Tim Burton returns to his Disney roots as an animator with the 3D black-and-white stop-motion “Frankenweenie.” John August’s commendable screenplay is based on the original by Lenny Ripps, Burton’s collaborator on the twenty-five-minute short with the same title from 1984. Ten-year-old Victor Frankenstein (voiced by Charlie Tahan), like the little Burton in real life, makes Super-8 horror movies. His dog Sparky is cast and costumed to play a city-stomping monster. But when a car kills his four-legged pal, Victor can only watch him come back to life on the screen. Then he gets galvanized by a late frog’s leg reflex in science class. Can he re-animate the exhumed corpse of a canine? Flying kites in thunderstorms will channel lightning to re-spark Sparky. Science-fair rules may stipulate “No death rays.” Victor’s competitive classmates conspire to steal his life-giving invention. Classic horror tropes ensue. It is all fun enough but this does lack the macabre idiosyncrasy of Burton’s earlier “Corpse Bride” and “Edward Scissorhands.” Best supporting character is Mr. Rzykruski (Martin Landau), whose name is pronounced like “Rice Krispie,” a Transylvanian-accented character I wholeheartedly recommend to the National Science Teachers Association for outreach purposes.

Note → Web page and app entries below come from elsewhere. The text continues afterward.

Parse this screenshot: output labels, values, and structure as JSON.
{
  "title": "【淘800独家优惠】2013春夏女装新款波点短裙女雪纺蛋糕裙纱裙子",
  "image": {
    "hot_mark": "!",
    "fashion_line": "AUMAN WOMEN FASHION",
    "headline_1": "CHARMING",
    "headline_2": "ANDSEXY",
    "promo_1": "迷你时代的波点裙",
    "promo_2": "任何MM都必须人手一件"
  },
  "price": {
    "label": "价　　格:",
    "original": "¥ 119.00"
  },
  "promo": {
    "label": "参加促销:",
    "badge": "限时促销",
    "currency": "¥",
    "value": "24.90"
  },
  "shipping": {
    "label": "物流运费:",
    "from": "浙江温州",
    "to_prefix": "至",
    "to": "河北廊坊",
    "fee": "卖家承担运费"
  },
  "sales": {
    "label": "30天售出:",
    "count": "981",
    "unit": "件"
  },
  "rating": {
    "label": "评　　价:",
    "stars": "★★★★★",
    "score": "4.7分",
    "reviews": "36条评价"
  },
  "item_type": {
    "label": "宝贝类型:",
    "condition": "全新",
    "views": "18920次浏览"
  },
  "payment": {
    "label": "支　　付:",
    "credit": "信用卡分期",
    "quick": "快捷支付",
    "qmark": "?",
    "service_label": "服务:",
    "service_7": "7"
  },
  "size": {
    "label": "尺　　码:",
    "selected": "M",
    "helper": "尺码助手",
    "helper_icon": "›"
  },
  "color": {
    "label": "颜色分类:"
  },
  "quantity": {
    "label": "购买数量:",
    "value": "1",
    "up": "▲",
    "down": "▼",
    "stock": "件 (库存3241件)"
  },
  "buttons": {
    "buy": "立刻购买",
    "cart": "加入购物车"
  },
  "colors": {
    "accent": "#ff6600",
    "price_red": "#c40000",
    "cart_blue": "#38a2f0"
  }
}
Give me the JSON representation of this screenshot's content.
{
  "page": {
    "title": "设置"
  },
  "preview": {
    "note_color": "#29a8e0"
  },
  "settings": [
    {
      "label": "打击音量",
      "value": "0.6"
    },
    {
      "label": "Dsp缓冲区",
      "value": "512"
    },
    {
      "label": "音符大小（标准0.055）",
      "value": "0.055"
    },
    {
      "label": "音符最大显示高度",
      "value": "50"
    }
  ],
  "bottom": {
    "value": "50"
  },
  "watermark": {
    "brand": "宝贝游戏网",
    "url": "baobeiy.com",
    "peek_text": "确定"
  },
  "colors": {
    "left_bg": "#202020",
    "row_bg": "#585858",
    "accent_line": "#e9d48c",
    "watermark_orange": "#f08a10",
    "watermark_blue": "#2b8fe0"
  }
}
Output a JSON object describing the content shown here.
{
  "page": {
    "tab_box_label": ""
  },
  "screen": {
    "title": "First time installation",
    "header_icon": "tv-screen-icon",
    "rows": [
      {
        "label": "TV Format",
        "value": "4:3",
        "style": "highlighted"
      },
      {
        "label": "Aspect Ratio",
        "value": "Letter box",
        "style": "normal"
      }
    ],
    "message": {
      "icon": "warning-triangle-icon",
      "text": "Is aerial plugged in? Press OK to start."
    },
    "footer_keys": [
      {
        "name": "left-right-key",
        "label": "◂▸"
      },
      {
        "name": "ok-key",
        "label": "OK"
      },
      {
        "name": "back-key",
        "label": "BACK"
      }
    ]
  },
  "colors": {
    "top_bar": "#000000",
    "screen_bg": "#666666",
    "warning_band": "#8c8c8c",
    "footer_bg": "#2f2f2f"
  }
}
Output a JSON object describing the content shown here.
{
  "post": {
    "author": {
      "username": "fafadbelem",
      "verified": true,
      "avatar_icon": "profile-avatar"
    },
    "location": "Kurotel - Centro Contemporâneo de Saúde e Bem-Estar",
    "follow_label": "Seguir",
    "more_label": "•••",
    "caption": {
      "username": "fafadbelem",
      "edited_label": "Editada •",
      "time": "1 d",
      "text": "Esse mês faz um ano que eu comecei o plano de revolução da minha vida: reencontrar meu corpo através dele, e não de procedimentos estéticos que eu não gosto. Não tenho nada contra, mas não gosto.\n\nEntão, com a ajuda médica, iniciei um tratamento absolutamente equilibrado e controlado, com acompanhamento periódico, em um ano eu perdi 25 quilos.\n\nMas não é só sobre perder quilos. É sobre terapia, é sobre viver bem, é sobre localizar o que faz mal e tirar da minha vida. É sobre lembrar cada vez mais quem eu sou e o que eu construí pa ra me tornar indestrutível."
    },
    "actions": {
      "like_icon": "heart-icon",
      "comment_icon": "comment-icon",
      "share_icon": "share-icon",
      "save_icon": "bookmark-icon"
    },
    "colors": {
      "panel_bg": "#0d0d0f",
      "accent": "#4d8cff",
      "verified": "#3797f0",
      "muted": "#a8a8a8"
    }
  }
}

With the voices of Catherine O’Hara, Martin Short, Atticus Shaffer, Robert Capron, Conchata Ferrell, Winona Ryder. 87m. (Bill Stamets)
“Frankenweenie” opens Friday.